View larger | Bolide events, 1994-2013. A bolide is what most people would call a fireball or very bright meteor. Map shows location of atmospheric impacts from small asteroids about 1 meter (3 feet) to almost 20 meters (60 feet) in size. It shows 556 separate events in a 20-year period. Orange dots indicate daytime events; blue dots indicate nighttime events. Sizes of dots are proportional to the optical radiated energy of events. Image via Planetary Science

Whew, Close Call 2014 RC

This Sunday, September 7,  a pesky little asteroid will pass within 40,000 Km. of Earth – essentially within the ring of orbiting Earth satellites.  An estimated 20 meters across, and miraculously not expected to collide with said satellites – freshly christened 2014 RC, reveled her intentions to astronomers August 31. A polite gesture, certainly one to remind us cosmic surprises are far from occasional.

Artist's concept via NASA


Now that 2014 RC has introduced itself, astronomers will be able to track an orbit – gravitational pull is unavoidable, 2014 RC will be back. Twenty meters might not sound like much – don’t be so sure. At the right angle and speed, a space rock this size could make for a very bad day.
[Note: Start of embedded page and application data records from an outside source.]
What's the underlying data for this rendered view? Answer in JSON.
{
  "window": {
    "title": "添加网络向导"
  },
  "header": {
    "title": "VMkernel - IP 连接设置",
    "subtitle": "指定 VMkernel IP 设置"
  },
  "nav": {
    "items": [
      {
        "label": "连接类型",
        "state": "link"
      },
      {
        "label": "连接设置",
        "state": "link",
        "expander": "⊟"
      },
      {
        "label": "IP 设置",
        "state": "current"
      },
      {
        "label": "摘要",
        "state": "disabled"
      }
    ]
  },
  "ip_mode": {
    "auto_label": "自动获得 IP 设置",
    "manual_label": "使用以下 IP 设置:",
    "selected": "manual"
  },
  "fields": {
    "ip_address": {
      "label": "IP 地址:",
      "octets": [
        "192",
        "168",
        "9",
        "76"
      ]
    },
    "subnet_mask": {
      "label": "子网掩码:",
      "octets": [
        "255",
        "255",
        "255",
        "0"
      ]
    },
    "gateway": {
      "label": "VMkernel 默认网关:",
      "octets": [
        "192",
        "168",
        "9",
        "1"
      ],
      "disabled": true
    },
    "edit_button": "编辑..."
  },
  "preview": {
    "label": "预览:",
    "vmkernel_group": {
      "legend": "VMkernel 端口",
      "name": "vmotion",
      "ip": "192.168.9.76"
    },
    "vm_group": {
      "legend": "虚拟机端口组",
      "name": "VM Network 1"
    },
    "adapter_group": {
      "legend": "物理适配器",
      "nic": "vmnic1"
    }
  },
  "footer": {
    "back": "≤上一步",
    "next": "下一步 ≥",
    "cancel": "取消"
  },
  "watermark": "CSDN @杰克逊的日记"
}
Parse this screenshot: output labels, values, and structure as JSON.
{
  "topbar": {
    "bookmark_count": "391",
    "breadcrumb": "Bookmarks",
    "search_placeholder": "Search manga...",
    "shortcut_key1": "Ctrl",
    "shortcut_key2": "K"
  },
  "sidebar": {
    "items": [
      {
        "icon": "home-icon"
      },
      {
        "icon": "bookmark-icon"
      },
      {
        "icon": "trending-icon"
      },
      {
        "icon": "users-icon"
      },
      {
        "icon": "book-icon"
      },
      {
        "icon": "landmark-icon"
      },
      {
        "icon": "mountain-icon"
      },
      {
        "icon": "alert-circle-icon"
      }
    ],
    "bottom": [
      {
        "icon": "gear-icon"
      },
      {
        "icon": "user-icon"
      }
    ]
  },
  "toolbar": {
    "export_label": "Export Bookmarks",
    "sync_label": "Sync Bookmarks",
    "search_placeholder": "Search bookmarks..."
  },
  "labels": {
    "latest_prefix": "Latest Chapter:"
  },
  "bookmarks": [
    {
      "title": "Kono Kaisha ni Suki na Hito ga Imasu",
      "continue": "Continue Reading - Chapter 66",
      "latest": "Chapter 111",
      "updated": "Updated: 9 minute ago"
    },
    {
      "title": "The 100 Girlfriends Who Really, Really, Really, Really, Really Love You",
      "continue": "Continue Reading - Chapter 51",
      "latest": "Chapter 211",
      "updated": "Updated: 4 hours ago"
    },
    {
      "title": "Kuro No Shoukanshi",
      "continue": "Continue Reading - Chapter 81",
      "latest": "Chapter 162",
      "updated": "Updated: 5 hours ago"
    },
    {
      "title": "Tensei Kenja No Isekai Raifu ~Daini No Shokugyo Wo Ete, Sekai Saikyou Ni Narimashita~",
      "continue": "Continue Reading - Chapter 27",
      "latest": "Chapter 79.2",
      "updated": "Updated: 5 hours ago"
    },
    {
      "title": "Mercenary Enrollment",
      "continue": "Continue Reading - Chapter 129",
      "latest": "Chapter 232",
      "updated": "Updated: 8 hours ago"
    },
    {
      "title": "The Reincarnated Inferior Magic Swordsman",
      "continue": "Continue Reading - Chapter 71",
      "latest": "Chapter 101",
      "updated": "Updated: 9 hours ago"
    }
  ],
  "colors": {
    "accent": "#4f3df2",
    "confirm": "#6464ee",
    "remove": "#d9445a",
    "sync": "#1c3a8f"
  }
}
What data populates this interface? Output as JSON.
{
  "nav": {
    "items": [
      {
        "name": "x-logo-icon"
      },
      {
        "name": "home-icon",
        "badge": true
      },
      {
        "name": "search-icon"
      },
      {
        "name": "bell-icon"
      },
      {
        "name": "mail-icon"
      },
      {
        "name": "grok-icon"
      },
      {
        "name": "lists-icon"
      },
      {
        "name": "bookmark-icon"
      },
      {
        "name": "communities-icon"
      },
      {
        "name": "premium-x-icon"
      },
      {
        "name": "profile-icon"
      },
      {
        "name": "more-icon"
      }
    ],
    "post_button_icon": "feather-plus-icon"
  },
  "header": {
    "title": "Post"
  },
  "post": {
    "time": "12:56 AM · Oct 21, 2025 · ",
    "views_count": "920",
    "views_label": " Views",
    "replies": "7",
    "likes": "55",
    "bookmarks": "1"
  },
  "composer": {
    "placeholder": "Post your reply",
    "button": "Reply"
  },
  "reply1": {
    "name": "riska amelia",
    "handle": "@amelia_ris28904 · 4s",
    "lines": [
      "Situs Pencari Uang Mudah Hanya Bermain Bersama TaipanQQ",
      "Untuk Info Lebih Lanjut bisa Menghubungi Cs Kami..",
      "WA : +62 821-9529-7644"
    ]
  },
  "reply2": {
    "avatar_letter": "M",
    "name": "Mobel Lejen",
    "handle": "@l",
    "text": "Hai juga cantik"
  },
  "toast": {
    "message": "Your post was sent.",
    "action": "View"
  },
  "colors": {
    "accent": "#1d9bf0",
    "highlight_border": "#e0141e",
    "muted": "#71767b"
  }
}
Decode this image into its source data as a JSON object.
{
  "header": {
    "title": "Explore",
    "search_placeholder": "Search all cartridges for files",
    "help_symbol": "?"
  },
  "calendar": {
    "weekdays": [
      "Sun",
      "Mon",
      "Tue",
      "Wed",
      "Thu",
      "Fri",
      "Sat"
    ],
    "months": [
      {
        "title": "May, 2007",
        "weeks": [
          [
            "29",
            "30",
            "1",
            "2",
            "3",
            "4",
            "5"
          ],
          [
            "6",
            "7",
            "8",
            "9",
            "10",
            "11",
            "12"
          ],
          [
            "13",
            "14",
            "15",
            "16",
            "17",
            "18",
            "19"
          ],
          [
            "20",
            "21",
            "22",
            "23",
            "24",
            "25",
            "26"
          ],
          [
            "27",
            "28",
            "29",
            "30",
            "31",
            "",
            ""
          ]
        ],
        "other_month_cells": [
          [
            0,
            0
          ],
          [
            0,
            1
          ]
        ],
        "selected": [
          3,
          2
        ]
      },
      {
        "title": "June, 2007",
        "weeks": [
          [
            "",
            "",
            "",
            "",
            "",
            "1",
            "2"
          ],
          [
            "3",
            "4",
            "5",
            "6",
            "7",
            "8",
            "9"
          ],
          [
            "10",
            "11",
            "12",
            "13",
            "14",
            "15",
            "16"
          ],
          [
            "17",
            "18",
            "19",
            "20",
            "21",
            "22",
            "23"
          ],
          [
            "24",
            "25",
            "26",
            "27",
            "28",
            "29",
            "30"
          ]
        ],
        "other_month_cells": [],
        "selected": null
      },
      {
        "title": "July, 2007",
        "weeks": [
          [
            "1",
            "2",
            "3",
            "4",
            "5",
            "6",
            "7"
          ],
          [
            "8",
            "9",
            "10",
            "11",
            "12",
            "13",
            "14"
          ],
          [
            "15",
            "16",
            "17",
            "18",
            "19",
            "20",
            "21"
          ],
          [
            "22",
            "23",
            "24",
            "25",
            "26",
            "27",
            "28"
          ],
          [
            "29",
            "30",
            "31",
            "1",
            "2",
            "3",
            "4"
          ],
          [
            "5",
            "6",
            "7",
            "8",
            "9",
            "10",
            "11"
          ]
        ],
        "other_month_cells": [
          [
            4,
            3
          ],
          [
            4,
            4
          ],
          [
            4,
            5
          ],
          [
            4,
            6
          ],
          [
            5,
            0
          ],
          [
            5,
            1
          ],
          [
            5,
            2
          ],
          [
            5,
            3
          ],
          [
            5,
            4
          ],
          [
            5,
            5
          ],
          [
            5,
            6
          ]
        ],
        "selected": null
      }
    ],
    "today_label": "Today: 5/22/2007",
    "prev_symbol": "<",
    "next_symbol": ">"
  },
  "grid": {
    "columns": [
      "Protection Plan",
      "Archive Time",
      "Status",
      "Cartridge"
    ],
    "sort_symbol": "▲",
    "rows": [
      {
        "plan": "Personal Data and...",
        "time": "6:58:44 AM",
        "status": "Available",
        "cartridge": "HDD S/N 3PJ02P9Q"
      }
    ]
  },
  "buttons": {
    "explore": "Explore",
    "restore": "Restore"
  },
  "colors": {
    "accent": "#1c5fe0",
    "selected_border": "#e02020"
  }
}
Where Did You Come From 2014 AA?

It’s no secret I check space weather every day; solar wind, chance of flares, active sun spots, list of PHA (potentially harmful asteroid) in the next few months. My eyes settled on 2014 AA, Jan.2, 2014, .001 LD  (1 LD = the distance from earth to the moon), 3 meters. Holy crap – this wasn’t here yesterday. Where did you come from 2014 AA? It seems I needn’t have bothered trying to calculate what .001 of 384,000 Kms. was, 2014 AA entered our atmosphere around midnight EST. Believed to have burned up over the Atlantic, somewhere off the east coast of Africa.

This rogue little space rock hadn’t even been discovered until New Years Day, 24 hours later it slams into our atmosphere. Another nugget of information presented itself – this is only the second time astronomers spotted an asteroid before it hit our atmosphere. The first time in 2008 when 2008 TC3 burned up over the Sudan, and coincidentally TC 3 wasn’t discovered until the day before impact.


There isn’t a lot any of us can do about falling space junk; I’m not pacing the floor, fretting about a doomsday asteroid. There isn’t much we could do about a sudden, unexpected projectile hurtling towards our planet. That said, I was truly shocked to learn only two asteroids have ever been detected before hitting our atmosphere. Currently spaceweather lists 1488 PHA’s ranging from a few meters to Km’s in width. Gravity and its pull, orbits, and trajectories are fickle, I’d be a much happier ponderer if we put a little more effort into more than 24 hours notice.

Image – skyandtelescope.com